[Data items]
--------------------------------

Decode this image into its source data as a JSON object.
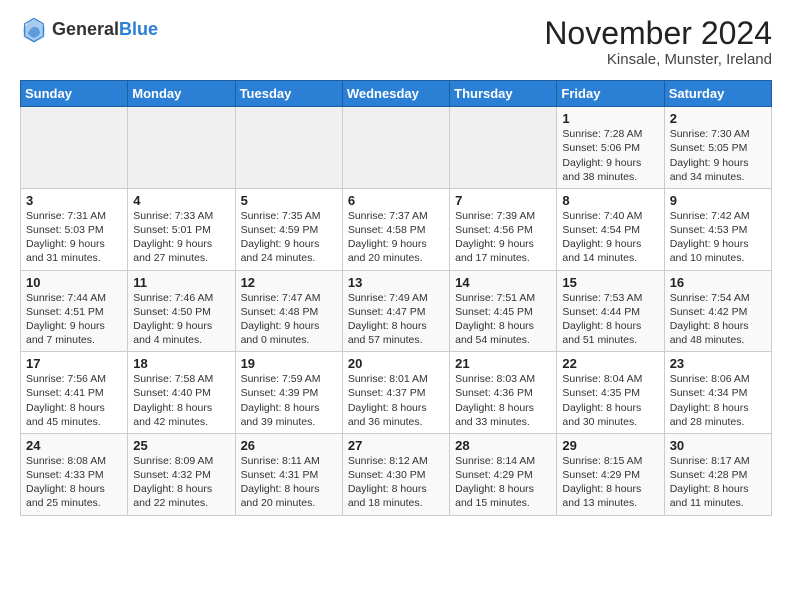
{
  "logo": {
    "general": "General",
    "blue": "Blue"
  },
  "header": {
    "month": "November 2024",
    "location": "Kinsale, Munster, Ireland"
  },
  "weekdays": [
    "Sunday",
    "Monday",
    "Tuesday",
    "Wednesday",
    "Thursday",
    "Friday",
    "Saturday"
  ],
  "weeks": [
    [
      {
        "day": "",
        "info": ""
      },
      {
        "day": "",
        "info": ""
      },
      {
        "day": "",
        "info": ""
      },
      {
        "day": "",
        "info": ""
      },
      {
        "day": "",
        "info": ""
      },
      {
        "day": "1",
        "info": "Sunrise: 7:28 AM\nSunset: 5:06 PM\nDaylight: 9 hours\nand 38 minutes."
      },
      {
        "day": "2",
        "info": "Sunrise: 7:30 AM\nSunset: 5:05 PM\nDaylight: 9 hours\nand 34 minutes."
      }
    ],
    [
      {
        "day": "3",
        "info": "Sunrise: 7:31 AM\nSunset: 5:03 PM\nDaylight: 9 hours\nand 31 minutes."
      },
      {
        "day": "4",
        "info": "Sunrise: 7:33 AM\nSunset: 5:01 PM\nDaylight: 9 hours\nand 27 minutes."
      },
      {
        "day": "5",
        "info": "Sunrise: 7:35 AM\nSunset: 4:59 PM\nDaylight: 9 hours\nand 24 minutes."
      },
      {
        "day": "6",
        "info": "Sunrise: 7:37 AM\nSunset: 4:58 PM\nDaylight: 9 hours\nand 20 minutes."
      },
      {
        "day": "7",
        "info": "Sunrise: 7:39 AM\nSunset: 4:56 PM\nDaylight: 9 hours\nand 17 minutes."
      },
      {
        "day": "8",
        "info": "Sunrise: 7:40 AM\nSunset: 4:54 PM\nDaylight: 9 hours\nand 14 minutes."
      },
      {
        "day": "9",
        "info": "Sunrise: 7:42 AM\nSunset: 4:53 PM\nDaylight: 9 hours\nand 10 minutes."
      }
    ],
    [
      {
        "day": "10",
        "info": "Sunrise: 7:44 AM\nSunset: 4:51 PM\nDaylight: 9 hours\nand 7 minutes."
      },
      {
        "day": "11",
        "info": "Sunrise: 7:46 AM\nSunset: 4:50 PM\nDaylight: 9 hours\nand 4 minutes."
      },
      {
        "day": "12",
        "info": "Sunrise: 7:47 AM\nSunset: 4:48 PM\nDaylight: 9 hours\nand 0 minutes."
      },
      {
        "day": "13",
        "info": "Sunrise: 7:49 AM\nSunset: 4:47 PM\nDaylight: 8 hours\nand 57 minutes."
      },
      {
        "day": "14",
        "info": "Sunrise: 7:51 AM\nSunset: 4:45 PM\nDaylight: 8 hours\nand 54 minutes."
      },
      {
        "day": "15",
        "info": "Sunrise: 7:53 AM\nSunset: 4:44 PM\nDaylight: 8 hours\nand 51 minutes."
      },
      {
        "day": "16",
        "info": "Sunrise: 7:54 AM\nSunset: 4:42 PM\nDaylight: 8 hours\nand 48 minutes."
      }
    ],
    [
      {
        "day": "17",
        "info": "Sunrise: 7:56 AM\nSunset: 4:41 PM\nDaylight: 8 hours\nand 45 minutes."
      },
      {
        "day": "18",
        "info": "Sunrise: 7:58 AM\nSunset: 4:40 PM\nDaylight: 8 hours\nand 42 minutes."
      },
      {
        "day": "19",
        "info": "Sunrise: 7:59 AM\nSunset: 4:39 PM\nDaylight: 8 hours\nand 39 minutes."
      },
      {
        "day": "20",
        "info": "Sunrise: 8:01 AM\nSunset: 4:37 PM\nDaylight: 8 hours\nand 36 minutes."
      },
      {
        "day": "21",
        "info": "Sunrise: 8:03 AM\nSunset: 4:36 PM\nDaylight: 8 hours\nand 33 minutes."
      },
      {
        "day": "22",
        "info": "Sunrise: 8:04 AM\nSunset: 4:35 PM\nDaylight: 8 hours\nand 30 minutes."
      },
      {
        "day": "23",
        "info": "Sunrise: 8:06 AM\nSunset: 4:34 PM\nDaylight: 8 hours\nand 28 minutes."
      }
    ],
    [
      {
        "day": "24",
        "info": "Sunrise: 8:08 AM\nSunset: 4:33 PM\nDaylight: 8 hours\nand 25 minutes."
      },
      {
        "day": "25",
        "info": "Sunrise: 8:09 AM\nSunset: 4:32 PM\nDaylight: 8 hours\nand 22 minutes."
      },
      {
        "day": "26",
        "info": "Sunrise: 8:11 AM\nSunset: 4:31 PM\nDaylight: 8 hours\nand 20 minutes."
      },
      {
        "day": "27",
        "info": "Sunrise: 8:12 AM\nSunset: 4:30 PM\nDaylight: 8 hours\nand 18 minutes."
      },
      {
        "day": "28",
        "info": "Sunrise: 8:14 AM\nSunset: 4:29 PM\nDaylight: 8 hours\nand 15 minutes."
      },
      {
        "day": "29",
        "info": "Sunrise: 8:15 AM\nSunset: 4:29 PM\nDaylight: 8 hours\nand 13 minutes."
      },
      {
        "day": "30",
        "info": "Sunrise: 8:17 AM\nSunset: 4:28 PM\nDaylight: 8 hours\nand 11 minutes."
      }
    ]
  ]
}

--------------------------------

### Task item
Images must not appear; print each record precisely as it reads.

### Answer section
Decode this image into its source data as a JSON object.
{
  "logo": {
    "general": "General",
    "blue": "Blue"
  },
  "header": {
    "month": "November 2024",
    "location": "Kinsale, Munster, Ireland"
  },
  "weekdays": [
    "Sunday",
    "Monday",
    "Tuesday",
    "Wednesday",
    "Thursday",
    "Friday",
    "Saturday"
  ],
  "weeks": [
    [
      {
        "day": "",
        "info": ""
      },
      {
        "day": "",
        "info": ""
      },
      {
        "day": "",
        "info": ""
      },
      {
        "day": "",
        "info": ""
      },
      {
        "day": "",
        "info": ""
      },
      {
        "day": "1",
        "info": "Sunrise: 7:28 AM\nSunset: 5:06 PM\nDaylight: 9 hours\nand 38 minutes."
      },
      {
        "day": "2",
        "info": "Sunrise: 7:30 AM\nSunset: 5:05 PM\nDaylight: 9 hours\nand 34 minutes."
      }
    ],
    [
      {
        "day": "3",
        "info": "Sunrise: 7:31 AM\nSunset: 5:03 PM\nDaylight: 9 hours\nand 31 minutes."
      },
      {
        "day": "4",
        "info": "Sunrise: 7:33 AM\nSunset: 5:01 PM\nDaylight: 9 hours\nand 27 minutes."
      },
      {
        "day": "5",
        "info": "Sunrise: 7:35 AM\nSunset: 4:59 PM\nDaylight: 9 hours\nand 24 minutes."
      },
      {
        "day": "6",
        "info": "Sunrise: 7:37 AM\nSunset: 4:58 PM\nDaylight: 9 hours\nand 20 minutes."
      },
      {
        "day": "7",
        "info": "Sunrise: 7:39 AM\nSunset: 4:56 PM\nDaylight: 9 hours\nand 17 minutes."
      },
      {
        "day": "8",
        "info": "Sunrise: 7:40 AM\nSunset: 4:54 PM\nDaylight: 9 hours\nand 14 minutes."
      },
      {
        "day": "9",
        "info": "Sunrise: 7:42 AM\nSunset: 4:53 PM\nDaylight: 9 hours\nand 10 minutes."
      }
    ],
    [
      {
        "day": "10",
        "info": "Sunrise: 7:44 AM\nSunset: 4:51 PM\nDaylight: 9 hours\nand 7 minutes."
      },
      {
        "day": "11",
        "info": "Sunrise: 7:46 AM\nSunset: 4:50 PM\nDaylight: 9 hours\nand 4 minutes."
      },
      {
        "day": "12",
        "info": "Sunrise: 7:47 AM\nSunset: 4:48 PM\nDaylight: 9 hours\nand 0 minutes."
      },
      {
        "day": "13",
        "info": "Sunrise: 7:49 AM\nSunset: 4:47 PM\nDaylight: 8 hours\nand 57 minutes."
      },
      {
        "day": "14",
        "info": "Sunrise: 7:51 AM\nSunset: 4:45 PM\nDaylight: 8 hours\nand 54 minutes."
      },
      {
        "day": "15",
        "info": "Sunrise: 7:53 AM\nSunset: 4:44 PM\nDaylight: 8 hours\nand 51 minutes."
      },
      {
        "day": "16",
        "info": "Sunrise: 7:54 AM\nSunset: 4:42 PM\nDaylight: 8 hours\nand 48 minutes."
      }
    ],
    [
      {
        "day": "17",
        "info": "Sunrise: 7:56 AM\nSunset: 4:41 PM\nDaylight: 8 hours\nand 45 minutes."
      },
      {
        "day": "18",
        "info": "Sunrise: 7:58 AM\nSunset: 4:40 PM\nDaylight: 8 hours\nand 42 minutes."
      },
      {
        "day": "19",
        "info": "Sunrise: 7:59 AM\nSunset: 4:39 PM\nDaylight: 8 hours\nand 39 minutes."
      },
      {
        "day": "20",
        "info": "Sunrise: 8:01 AM\nSunset: 4:37 PM\nDaylight: 8 hours\nand 36 minutes."
      },
      {
        "day": "21",
        "info": "Sunrise: 8:03 AM\nSunset: 4:36 PM\nDaylight: 8 hours\nand 33 minutes."
      },
      {
        "day": "22",
        "info": "Sunrise: 8:04 AM\nSunset: 4:35 PM\nDaylight: 8 hours\nand 30 minutes."
      },
      {
        "day": "23",
        "info": "Sunrise: 8:06 AM\nSunset: 4:34 PM\nDaylight: 8 hours\nand 28 minutes."
      }
    ],
    [
      {
        "day": "24",
        "info": "Sunrise: 8:08 AM\nSunset: 4:33 PM\nDaylight: 8 hours\nand 25 minutes."
      },
      {
        "day": "25",
        "info": "Sunrise: 8:09 AM\nSunset: 4:32 PM\nDaylight: 8 hours\nand 22 minutes."
      },
      {
        "day": "26",
        "info": "Sunrise: 8:11 AM\nSunset: 4:31 PM\nDaylight: 8 hours\nand 20 minutes."
      },
      {
        "day": "27",
        "info": "Sunrise: 8:12 AM\nSunset: 4:30 PM\nDaylight: 8 hours\nand 18 minutes."
      },
      {
        "day": "28",
        "info": "Sunrise: 8:14 AM\nSunset: 4:29 PM\nDaylight: 8 hours\nand 15 minutes."
      },
      {
        "day": "29",
        "info": "Sunrise: 8:15 AM\nSunset: 4:29 PM\nDaylight: 8 hours\nand 13 minutes."
      },
      {
        "day": "30",
        "info": "Sunrise: 8:17 AM\nSunset: 4:28 PM\nDaylight: 8 hours\nand 11 minutes."
      }
    ]
  ]
}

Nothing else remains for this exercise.